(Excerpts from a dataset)
━━━
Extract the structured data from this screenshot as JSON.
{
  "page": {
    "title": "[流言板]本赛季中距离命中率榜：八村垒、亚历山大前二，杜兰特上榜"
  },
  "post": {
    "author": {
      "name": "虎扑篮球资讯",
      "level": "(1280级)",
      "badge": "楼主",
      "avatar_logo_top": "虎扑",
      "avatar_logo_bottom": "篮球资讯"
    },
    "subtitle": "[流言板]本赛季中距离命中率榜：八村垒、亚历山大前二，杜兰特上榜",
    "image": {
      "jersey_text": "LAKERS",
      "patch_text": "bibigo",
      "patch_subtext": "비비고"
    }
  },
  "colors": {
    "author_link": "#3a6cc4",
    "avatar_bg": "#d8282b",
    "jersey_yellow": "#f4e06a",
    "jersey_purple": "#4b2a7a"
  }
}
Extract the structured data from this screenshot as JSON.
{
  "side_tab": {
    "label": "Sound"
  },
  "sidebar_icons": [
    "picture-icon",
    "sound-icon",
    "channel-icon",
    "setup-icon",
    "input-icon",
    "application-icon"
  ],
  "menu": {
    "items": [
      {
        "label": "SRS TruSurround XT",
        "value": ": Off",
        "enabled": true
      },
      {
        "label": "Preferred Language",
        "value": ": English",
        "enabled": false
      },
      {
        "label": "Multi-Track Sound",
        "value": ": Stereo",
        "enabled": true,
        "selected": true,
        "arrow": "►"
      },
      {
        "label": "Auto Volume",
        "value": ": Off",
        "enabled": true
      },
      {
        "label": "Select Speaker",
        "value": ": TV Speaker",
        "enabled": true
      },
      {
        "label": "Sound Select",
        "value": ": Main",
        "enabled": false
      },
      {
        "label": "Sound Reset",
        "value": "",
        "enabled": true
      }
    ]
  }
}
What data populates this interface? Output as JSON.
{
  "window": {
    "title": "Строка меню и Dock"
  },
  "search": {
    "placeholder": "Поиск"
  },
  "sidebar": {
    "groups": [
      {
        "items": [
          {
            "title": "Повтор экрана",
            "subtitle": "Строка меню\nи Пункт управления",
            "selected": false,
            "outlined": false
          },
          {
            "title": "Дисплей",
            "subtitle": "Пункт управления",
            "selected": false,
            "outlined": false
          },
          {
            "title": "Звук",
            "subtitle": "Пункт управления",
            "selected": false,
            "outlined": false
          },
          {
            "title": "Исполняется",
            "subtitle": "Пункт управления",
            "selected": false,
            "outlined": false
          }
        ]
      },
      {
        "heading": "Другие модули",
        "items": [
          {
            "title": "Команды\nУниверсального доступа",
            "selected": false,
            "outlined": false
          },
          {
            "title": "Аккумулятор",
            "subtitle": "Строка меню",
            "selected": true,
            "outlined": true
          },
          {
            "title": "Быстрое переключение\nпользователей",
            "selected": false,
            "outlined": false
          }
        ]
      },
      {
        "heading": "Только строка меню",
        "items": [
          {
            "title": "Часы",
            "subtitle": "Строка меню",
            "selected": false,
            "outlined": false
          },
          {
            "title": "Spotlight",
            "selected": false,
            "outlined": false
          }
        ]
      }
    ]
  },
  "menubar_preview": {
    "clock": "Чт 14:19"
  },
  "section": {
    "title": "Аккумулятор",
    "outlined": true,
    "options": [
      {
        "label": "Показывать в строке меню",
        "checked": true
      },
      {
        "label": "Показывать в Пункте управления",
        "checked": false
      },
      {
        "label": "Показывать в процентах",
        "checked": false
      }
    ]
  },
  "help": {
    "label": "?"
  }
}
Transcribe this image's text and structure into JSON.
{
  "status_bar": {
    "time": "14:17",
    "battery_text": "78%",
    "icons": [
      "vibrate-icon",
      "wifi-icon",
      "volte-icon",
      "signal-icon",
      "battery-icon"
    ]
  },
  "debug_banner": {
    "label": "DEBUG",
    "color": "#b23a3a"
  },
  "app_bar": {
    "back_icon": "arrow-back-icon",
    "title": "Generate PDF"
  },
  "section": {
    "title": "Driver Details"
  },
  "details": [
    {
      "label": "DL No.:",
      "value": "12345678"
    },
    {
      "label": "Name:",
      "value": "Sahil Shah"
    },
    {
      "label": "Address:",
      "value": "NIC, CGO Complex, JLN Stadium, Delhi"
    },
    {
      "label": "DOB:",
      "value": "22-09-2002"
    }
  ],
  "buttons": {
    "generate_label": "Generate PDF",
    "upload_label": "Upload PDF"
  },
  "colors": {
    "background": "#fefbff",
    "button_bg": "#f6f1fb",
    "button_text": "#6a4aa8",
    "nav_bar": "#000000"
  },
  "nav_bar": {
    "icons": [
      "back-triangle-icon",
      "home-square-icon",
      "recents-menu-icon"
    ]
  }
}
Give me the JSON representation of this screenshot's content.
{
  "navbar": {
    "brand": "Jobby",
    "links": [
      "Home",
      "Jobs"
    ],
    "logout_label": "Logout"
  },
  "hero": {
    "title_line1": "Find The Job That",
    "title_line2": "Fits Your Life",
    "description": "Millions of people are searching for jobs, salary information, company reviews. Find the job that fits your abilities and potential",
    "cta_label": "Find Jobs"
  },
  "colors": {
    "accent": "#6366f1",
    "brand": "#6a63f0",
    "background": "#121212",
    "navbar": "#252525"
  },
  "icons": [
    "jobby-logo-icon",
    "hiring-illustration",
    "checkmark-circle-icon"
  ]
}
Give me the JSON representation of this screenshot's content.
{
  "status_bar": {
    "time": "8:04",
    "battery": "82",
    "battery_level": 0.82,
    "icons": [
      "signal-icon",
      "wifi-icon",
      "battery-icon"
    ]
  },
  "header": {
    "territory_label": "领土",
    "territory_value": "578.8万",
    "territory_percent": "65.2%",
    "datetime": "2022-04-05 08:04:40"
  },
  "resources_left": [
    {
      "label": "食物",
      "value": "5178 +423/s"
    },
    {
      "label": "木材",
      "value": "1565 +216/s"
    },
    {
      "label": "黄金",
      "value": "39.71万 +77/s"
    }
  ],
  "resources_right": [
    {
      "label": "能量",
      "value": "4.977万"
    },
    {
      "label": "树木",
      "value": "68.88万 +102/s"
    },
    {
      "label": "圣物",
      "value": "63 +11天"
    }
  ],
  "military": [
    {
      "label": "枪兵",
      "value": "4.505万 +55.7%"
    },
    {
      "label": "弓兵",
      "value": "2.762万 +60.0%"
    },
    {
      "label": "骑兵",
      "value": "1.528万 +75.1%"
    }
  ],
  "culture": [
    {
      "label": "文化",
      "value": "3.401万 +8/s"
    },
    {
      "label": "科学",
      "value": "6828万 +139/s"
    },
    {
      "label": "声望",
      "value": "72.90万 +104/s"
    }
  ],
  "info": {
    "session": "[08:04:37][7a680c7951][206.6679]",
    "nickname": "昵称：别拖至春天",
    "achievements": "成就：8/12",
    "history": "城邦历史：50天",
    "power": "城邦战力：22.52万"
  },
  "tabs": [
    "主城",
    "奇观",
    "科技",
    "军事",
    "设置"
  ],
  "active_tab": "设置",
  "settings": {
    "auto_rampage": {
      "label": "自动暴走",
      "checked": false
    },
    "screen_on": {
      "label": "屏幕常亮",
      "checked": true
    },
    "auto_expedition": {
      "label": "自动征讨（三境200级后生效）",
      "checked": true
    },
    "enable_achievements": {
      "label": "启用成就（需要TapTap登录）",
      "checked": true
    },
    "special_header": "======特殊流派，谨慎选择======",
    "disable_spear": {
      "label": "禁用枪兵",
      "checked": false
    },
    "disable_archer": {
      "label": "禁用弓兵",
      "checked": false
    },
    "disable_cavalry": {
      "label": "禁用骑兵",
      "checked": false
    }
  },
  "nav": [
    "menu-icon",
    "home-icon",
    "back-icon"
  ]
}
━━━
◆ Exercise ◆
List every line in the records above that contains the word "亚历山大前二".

◆ Task result ◆
    "title": "[流言板]本赛季中距离命中率榜：八村垒、亚历山大前二，杜兰特上榜"
    "subtitle": "[流言板]本赛季中距离命中率榜：八村垒、亚历山大前二，杜兰特上榜",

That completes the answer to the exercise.